Three hours quietly pass. At 4 p.m., the agent pulls up the sign and locks the door. Total visitors: zero.

"It's like everyone got together and said, 'Let's not buy for a while,' " Gregory says.
Yep, times are tough, and once they spread south into Los Angeles, they're bound to stay that way for a long time.

Some agents are sure to turn to marketing fads at first, like offering a free moving van to clients, as if that's enough to sweeten the sour taste of an overpriced 2bd/3ba. It's not. In the end, you're going to have to impair the buyer. You're going to have to don that bartender's vest and polish up your moustache.

When yard signs aren't enough to draw prospective buyers through the door, real estate agents would do well to do what the art galleries have made a success.
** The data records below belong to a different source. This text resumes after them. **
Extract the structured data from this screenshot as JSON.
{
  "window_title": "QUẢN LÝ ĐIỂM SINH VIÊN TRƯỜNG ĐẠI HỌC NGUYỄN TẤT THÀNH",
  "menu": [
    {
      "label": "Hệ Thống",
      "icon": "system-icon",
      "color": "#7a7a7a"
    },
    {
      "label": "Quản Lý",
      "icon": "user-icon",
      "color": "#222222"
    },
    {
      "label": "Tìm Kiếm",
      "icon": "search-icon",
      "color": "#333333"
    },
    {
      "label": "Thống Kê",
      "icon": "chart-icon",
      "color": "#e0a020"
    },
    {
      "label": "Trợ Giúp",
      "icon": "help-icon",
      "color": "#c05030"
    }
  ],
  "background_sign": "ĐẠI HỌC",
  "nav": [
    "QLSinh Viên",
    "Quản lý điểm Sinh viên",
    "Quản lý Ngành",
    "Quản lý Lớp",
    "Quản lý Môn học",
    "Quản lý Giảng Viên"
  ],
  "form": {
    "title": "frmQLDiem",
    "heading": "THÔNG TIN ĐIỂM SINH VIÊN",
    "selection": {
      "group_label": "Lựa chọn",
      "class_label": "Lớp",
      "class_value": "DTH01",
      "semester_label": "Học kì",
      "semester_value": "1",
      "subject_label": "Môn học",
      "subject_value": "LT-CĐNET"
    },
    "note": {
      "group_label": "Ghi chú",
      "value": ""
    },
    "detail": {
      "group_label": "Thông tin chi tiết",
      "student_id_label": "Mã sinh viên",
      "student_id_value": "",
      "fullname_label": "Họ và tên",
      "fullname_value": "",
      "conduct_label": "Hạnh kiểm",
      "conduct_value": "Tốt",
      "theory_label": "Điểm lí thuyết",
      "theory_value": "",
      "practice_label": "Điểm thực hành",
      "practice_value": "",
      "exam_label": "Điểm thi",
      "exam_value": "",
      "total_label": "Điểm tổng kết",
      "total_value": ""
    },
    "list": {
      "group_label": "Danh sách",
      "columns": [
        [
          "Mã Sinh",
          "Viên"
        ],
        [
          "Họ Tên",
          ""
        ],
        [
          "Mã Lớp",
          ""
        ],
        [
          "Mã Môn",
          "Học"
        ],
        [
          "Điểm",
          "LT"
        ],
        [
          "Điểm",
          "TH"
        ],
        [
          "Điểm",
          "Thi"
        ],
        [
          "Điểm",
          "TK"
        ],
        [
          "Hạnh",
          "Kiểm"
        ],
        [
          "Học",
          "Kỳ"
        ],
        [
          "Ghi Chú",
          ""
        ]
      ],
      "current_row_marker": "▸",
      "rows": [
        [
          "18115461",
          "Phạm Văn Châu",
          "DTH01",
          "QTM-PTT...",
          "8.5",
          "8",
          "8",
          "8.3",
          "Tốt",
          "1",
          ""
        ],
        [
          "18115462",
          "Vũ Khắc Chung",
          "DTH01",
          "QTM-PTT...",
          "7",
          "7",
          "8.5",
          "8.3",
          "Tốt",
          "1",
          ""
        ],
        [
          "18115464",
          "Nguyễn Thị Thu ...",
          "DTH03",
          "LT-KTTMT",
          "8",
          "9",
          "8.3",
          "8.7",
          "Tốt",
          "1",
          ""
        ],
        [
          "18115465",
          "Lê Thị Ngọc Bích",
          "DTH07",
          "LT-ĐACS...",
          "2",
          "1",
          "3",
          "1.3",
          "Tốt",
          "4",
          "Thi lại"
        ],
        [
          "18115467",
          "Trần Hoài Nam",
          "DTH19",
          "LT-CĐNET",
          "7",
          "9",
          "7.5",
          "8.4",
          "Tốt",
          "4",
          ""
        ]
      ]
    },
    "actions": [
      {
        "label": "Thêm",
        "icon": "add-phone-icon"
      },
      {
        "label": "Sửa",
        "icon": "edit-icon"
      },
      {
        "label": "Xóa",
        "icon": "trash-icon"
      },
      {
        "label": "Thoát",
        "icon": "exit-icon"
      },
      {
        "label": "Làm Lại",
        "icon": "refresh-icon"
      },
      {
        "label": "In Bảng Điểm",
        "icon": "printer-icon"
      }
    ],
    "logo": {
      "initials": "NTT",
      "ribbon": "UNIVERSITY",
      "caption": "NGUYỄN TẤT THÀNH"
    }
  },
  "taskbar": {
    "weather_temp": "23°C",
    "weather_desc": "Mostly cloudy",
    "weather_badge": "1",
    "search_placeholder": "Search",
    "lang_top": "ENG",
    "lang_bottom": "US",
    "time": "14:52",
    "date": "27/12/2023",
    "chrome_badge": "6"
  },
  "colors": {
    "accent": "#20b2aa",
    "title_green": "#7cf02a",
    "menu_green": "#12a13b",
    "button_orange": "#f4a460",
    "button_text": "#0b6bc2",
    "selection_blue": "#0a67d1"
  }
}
When galleries realized it was damn hard to get anyone out on a Friday night to look at paintings, they started to offer free booze. The galleries mostly went for wine and cheese, but then, they were usually hoping to just make a few thousand on each sale. With the median home price in excess of $500,000, real estate in Los Angeles is going to be a hard sell, and so, this calls for hard liquor.

Scotch, Bourbon, Vodka, Gin, Tequila and Jägermeister will get people through the door, and loosen up their wallets (as well as their judgment). Make a party out of it. Put a Bernanke dart board on the den wall and throw some peanuts in a dish. Let's get this party started!

And if you're like that poor guy in Merced with nothing to show for a day of waiting, no worries. Just pour the home owners the first of many drinks, wait until they pass out, and then slip away before they come to their senses and start talking about listing with someone else.

Make mine an Irish whiskey with a Sam Adams back, please.

— The Boy in the Big Housing Bubble